TRY IT
Once you have read the entries, please say how many lines hold the string "plus", giving the number only.

[Excerpts from an interface dataset]
• • • • •

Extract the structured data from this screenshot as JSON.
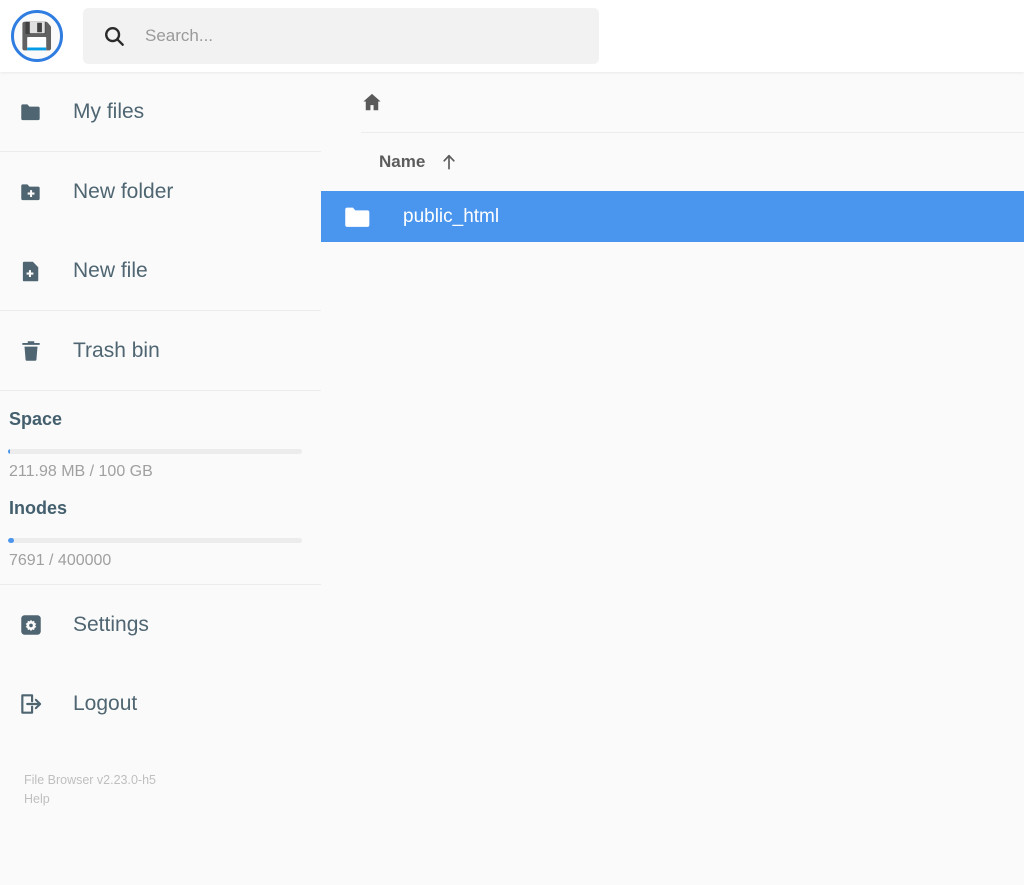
{
  "header": {
    "logo_icon": "floppy-disk-icon",
    "logo_glyph": "💾",
    "search": {
      "icon": "search-icon",
      "placeholder": "Search...",
      "value": ""
    }
  },
  "sidebar": {
    "nav": [
      {
        "label": "My files",
        "icon": "folder-icon"
      },
      {
        "label": "New folder",
        "icon": "folder-plus-icon"
      },
      {
        "label": "New file",
        "icon": "file-plus-icon"
      },
      {
        "label": "Trash bin",
        "icon": "trash-icon"
      }
    ],
    "usage": [
      {
        "title": "Space",
        "text": "211.98 MB / 100 GB",
        "percent": 0.7,
        "used": "211.98 MB",
        "total": "100 GB"
      },
      {
        "title": "Inodes",
        "text": "7691 / 400000",
        "percent": 2.0,
        "used": "7691",
        "total": "400000"
      }
    ],
    "actions": [
      {
        "label": "Settings",
        "icon": "gear-icon"
      },
      {
        "label": "Logout",
        "icon": "logout-icon"
      }
    ],
    "footer": {
      "version": "File Browser v2.23.0-h5",
      "help": "Help"
    }
  },
  "main": {
    "breadcrumb": {
      "home_icon": "home-icon"
    },
    "columns": {
      "name": "Name",
      "sort_icon": "arrow-up-icon",
      "sort_dir": "asc"
    },
    "items": [
      {
        "name": "public_html",
        "icon": "folder-icon",
        "type": "folder",
        "selected": true
      }
    ]
  },
  "colors": {
    "accent": "#4A96EE",
    "sidebar_text": "#4F6672",
    "muted_text": "#A0A0A0",
    "header_bg": "#FFFFFF",
    "page_bg": "#FAFAFA"
  }
}
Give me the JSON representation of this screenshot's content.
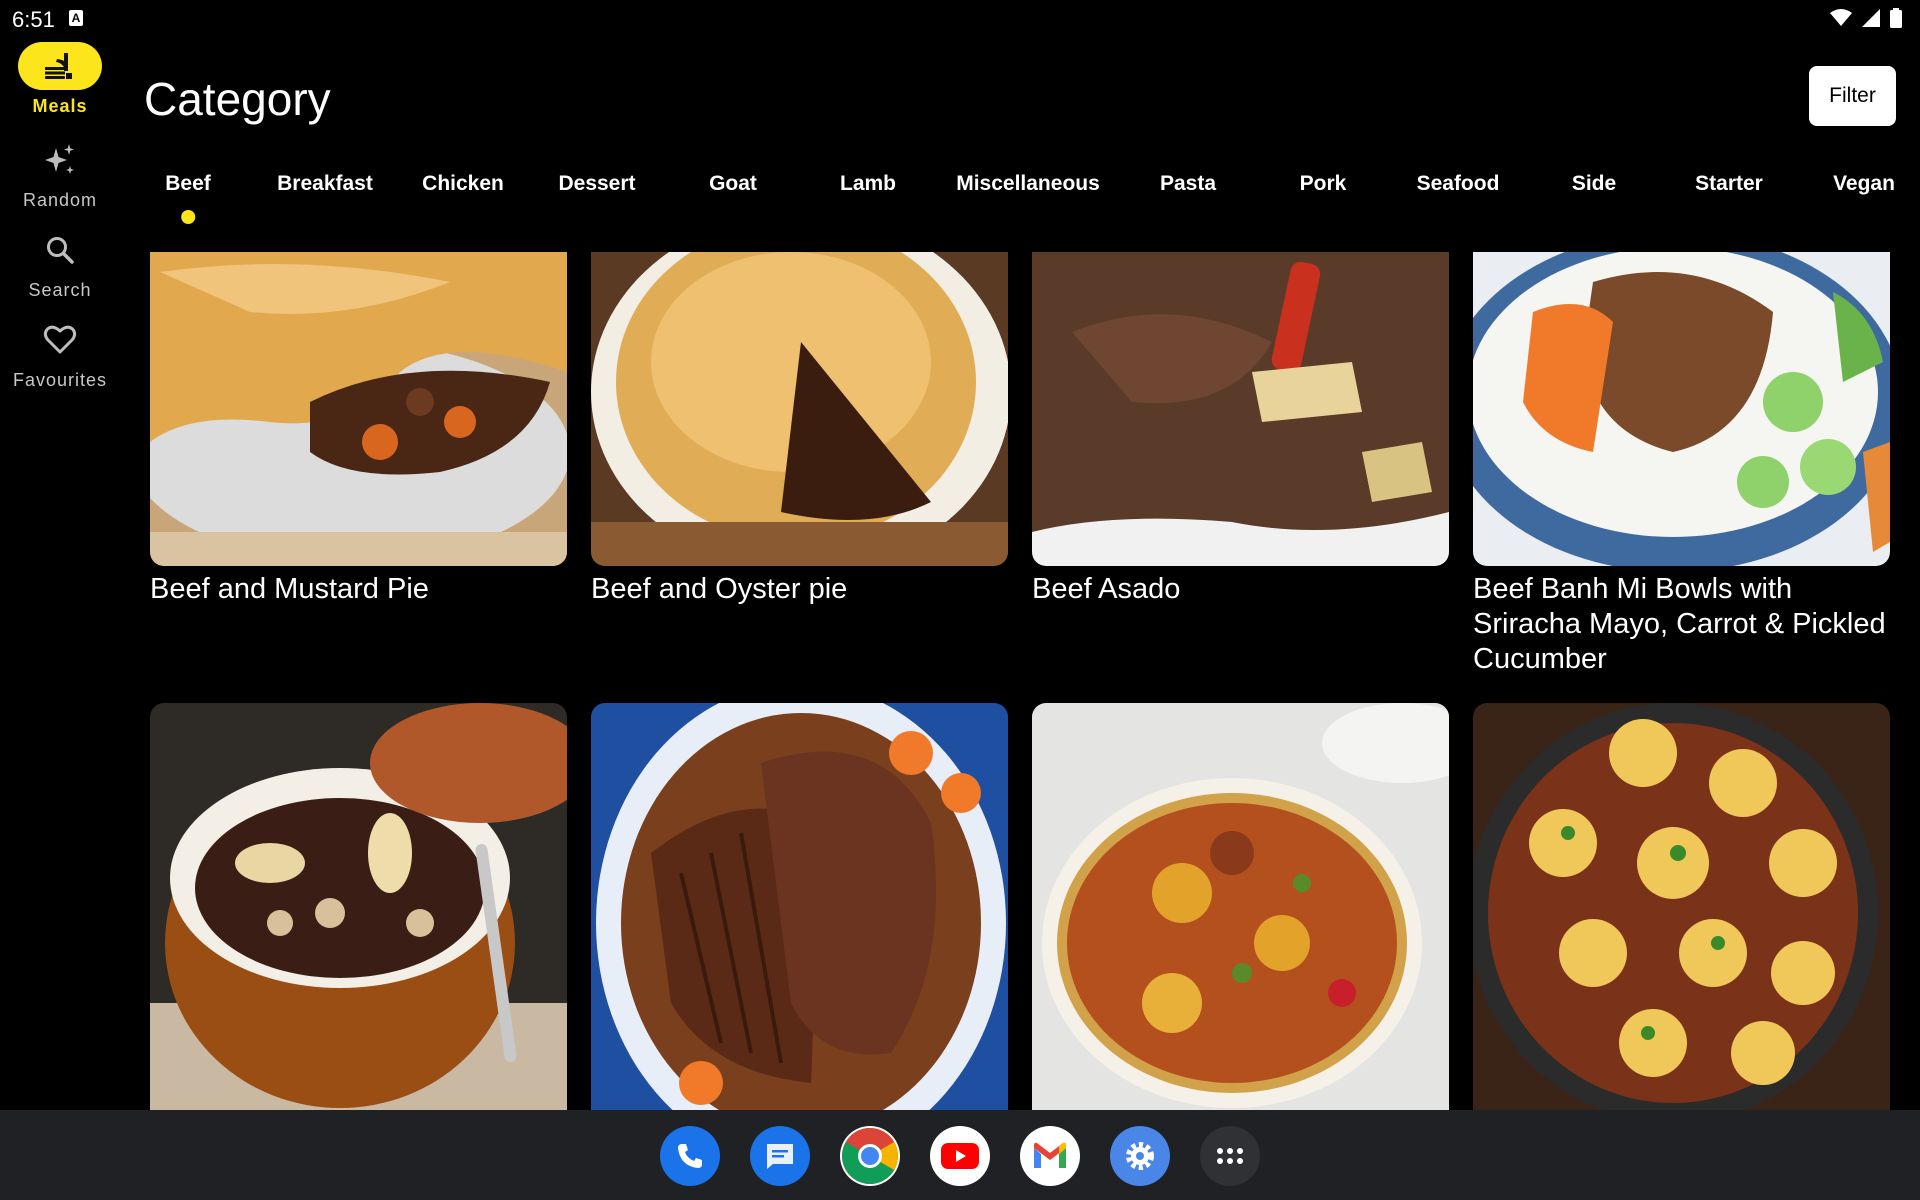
{
  "status_bar": {
    "time": "6:51",
    "notification_letter": "A"
  },
  "nav": {
    "items": [
      {
        "label": "Meals",
        "icon": "meals-icon",
        "active": true
      },
      {
        "label": "Random",
        "icon": "sparkle-icon",
        "active": false
      },
      {
        "label": "Search",
        "icon": "search-icon",
        "active": false
      },
      {
        "label": "Favourites",
        "icon": "heart-outline-icon",
        "active": false
      }
    ]
  },
  "header": {
    "title": "Category",
    "filter_label": "Filter"
  },
  "tabs": [
    {
      "label": "Beef",
      "selected": true
    },
    {
      "label": "Breakfast"
    },
    {
      "label": "Chicken"
    },
    {
      "label": "Dessert"
    },
    {
      "label": "Goat"
    },
    {
      "label": "Lamb"
    },
    {
      "label": "Miscellaneous"
    },
    {
      "label": "Pasta"
    },
    {
      "label": "Pork"
    },
    {
      "label": "Seafood"
    },
    {
      "label": "Side"
    },
    {
      "label": "Starter"
    },
    {
      "label": "Vegan"
    }
  ],
  "meals": [
    {
      "title": "Beef and Mustard Pie"
    },
    {
      "title": "Beef and Oyster pie"
    },
    {
      "title": "Beef Asado"
    },
    {
      "title": "Beef Banh Mi Bowls with Sriracha Mayo, Carrot & Pickled Cucumber"
    },
    {
      "title": ""
    },
    {
      "title": ""
    },
    {
      "title": ""
    },
    {
      "title": ""
    }
  ],
  "dock": {
    "apps": [
      "phone-app-icon",
      "messages-app-icon",
      "chrome-app-icon",
      "youtube-app-icon",
      "gmail-app-icon",
      "settings-app-icon",
      "app-drawer-icon"
    ]
  },
  "colors": {
    "accent": "#fce51a",
    "background": "#000000",
    "dock": "#202124"
  }
}
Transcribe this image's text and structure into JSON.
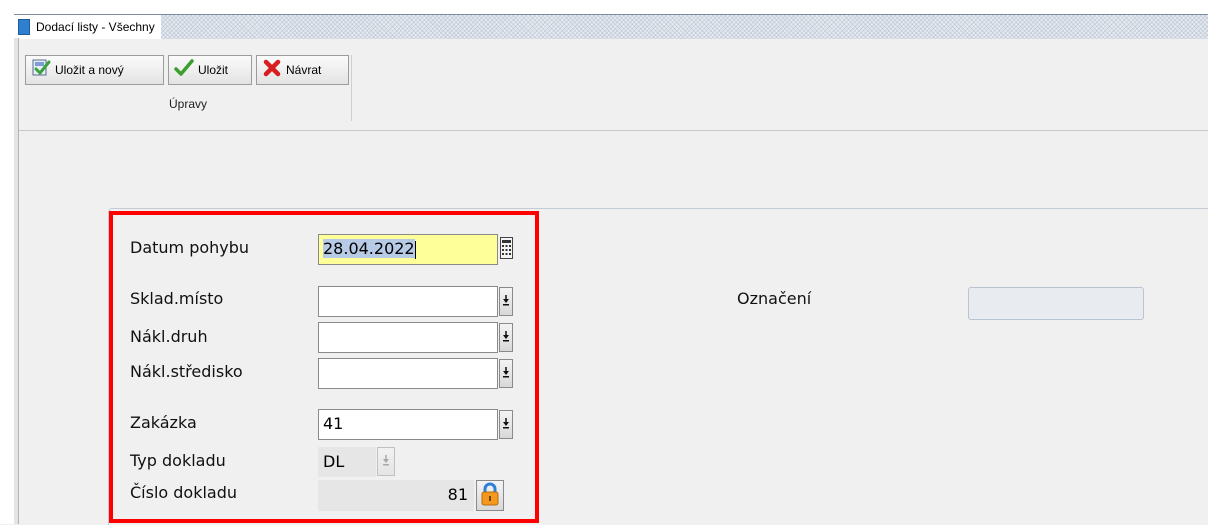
{
  "window": {
    "title": "Dodací listy - Všechny"
  },
  "toolbar": {
    "save_new_label": "Uložit a nový",
    "save_label": "Uložit",
    "back_label": "Návrat",
    "group_label": "Úpravy"
  },
  "form": {
    "datum_pohybu": {
      "label": "Datum pohybu",
      "value": "28.04.2022"
    },
    "sklad_misto": {
      "label": "Sklad.místo",
      "value": ""
    },
    "nakl_druh": {
      "label": "Nákl.druh",
      "value": ""
    },
    "nakl_stredisko": {
      "label": "Nákl.středisko",
      "value": ""
    },
    "zakazka": {
      "label": "Zakázka",
      "value": "41"
    },
    "typ_dokladu": {
      "label": "Typ dokladu",
      "value": "DL"
    },
    "cislo_dokladu": {
      "label": "Číslo dokladu",
      "value": "81"
    },
    "oznaceni": {
      "label": "Označení",
      "value": ""
    }
  },
  "colors": {
    "highlight": "#ff0000",
    "date_field_bg": "#ffff99",
    "title_icon": "#2f7fd0"
  },
  "icons": {
    "save_new": "save-new-icon",
    "save": "checkmark-icon",
    "back": "red-x-icon",
    "calendar": "calendar-icon",
    "dropdown": "dropdown-arrow-icon",
    "lock": "lock-icon"
  }
}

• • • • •

WRITTEN SOLUTION
2